**Work to be completed**
Take the line that contains "Output a JSON" as the first line and the last line of the records as the end. Please set down everything in that range exactly.

**Information supplied**

--------------------------------

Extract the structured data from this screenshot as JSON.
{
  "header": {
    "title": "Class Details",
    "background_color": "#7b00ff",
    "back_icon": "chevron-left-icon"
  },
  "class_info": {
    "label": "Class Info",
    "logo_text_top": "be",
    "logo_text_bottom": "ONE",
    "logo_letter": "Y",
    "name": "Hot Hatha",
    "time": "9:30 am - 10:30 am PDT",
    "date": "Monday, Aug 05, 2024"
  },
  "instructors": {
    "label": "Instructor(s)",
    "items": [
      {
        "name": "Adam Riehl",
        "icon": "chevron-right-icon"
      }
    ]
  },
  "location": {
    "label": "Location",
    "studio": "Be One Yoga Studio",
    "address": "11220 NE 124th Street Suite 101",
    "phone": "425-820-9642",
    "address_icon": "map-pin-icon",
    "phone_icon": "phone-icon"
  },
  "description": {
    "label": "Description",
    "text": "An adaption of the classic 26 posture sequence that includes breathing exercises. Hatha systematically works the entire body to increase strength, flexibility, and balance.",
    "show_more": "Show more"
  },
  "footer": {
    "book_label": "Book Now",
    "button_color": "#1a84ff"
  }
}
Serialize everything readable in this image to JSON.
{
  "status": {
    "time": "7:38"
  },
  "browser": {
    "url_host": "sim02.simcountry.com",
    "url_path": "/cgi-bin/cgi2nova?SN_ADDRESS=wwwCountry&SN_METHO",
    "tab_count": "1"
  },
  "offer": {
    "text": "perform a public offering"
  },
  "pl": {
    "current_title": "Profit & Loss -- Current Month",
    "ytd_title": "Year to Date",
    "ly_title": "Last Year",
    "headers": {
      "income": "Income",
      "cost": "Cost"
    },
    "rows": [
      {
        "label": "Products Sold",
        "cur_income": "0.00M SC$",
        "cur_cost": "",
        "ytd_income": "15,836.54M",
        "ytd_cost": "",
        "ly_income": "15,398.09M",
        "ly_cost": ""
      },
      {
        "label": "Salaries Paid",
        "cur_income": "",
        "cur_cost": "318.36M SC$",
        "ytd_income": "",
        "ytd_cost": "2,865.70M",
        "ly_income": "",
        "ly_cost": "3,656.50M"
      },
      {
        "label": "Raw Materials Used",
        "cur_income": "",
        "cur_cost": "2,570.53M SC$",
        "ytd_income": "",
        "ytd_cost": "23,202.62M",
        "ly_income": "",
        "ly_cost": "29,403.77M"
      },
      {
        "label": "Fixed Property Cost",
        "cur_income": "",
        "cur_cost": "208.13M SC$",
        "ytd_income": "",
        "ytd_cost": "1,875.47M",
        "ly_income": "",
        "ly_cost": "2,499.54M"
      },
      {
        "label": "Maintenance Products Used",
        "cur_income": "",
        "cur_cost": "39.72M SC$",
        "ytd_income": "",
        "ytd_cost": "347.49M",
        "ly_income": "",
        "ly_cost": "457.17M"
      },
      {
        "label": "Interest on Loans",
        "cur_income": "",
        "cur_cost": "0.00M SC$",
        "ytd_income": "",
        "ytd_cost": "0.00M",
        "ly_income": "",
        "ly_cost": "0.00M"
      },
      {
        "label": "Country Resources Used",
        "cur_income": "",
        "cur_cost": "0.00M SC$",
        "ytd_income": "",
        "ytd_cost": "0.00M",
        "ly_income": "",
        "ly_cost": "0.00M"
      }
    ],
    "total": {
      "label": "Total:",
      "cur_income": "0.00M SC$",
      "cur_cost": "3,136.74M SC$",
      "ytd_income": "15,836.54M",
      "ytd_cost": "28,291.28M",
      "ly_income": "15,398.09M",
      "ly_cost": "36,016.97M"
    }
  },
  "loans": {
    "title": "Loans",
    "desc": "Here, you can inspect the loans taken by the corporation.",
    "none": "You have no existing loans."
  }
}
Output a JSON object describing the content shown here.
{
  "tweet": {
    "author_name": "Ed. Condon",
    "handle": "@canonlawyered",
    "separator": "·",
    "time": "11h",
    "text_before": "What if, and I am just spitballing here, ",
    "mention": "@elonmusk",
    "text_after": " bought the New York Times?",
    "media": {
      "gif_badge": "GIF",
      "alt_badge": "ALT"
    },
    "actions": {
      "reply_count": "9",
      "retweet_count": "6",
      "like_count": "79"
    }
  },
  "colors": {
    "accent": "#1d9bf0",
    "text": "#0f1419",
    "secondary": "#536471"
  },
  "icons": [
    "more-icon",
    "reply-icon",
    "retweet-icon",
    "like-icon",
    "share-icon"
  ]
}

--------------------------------

**Final answer**
Output a JSON object describing the content shown here.
{
  "tweet": {
    "author_name": "Ed. Condon",
    "handle": "@canonlawyered",
    "separator": "·",
    "time": "11h",
    "text_before": "What if, and I am just spitballing here, ",
    "mention": "@elonmusk",
    "text_after": " bought the New York Times?",
    "media": {
      "gif_badge": "GIF",
      "alt_badge": "ALT"
    },
    "actions": {
      "reply_count": "9",
      "retweet_count": "6",
      "like_count": "79"
    }
  },
  "colors": {
    "accent": "#1d9bf0",
    "text": "#0f1419",
    "secondary": "#536471"
  },
  "icons": [
    "more-icon",
    "reply-icon",
    "retweet-icon",
    "like-icon",
    "share-icon"
  ]
}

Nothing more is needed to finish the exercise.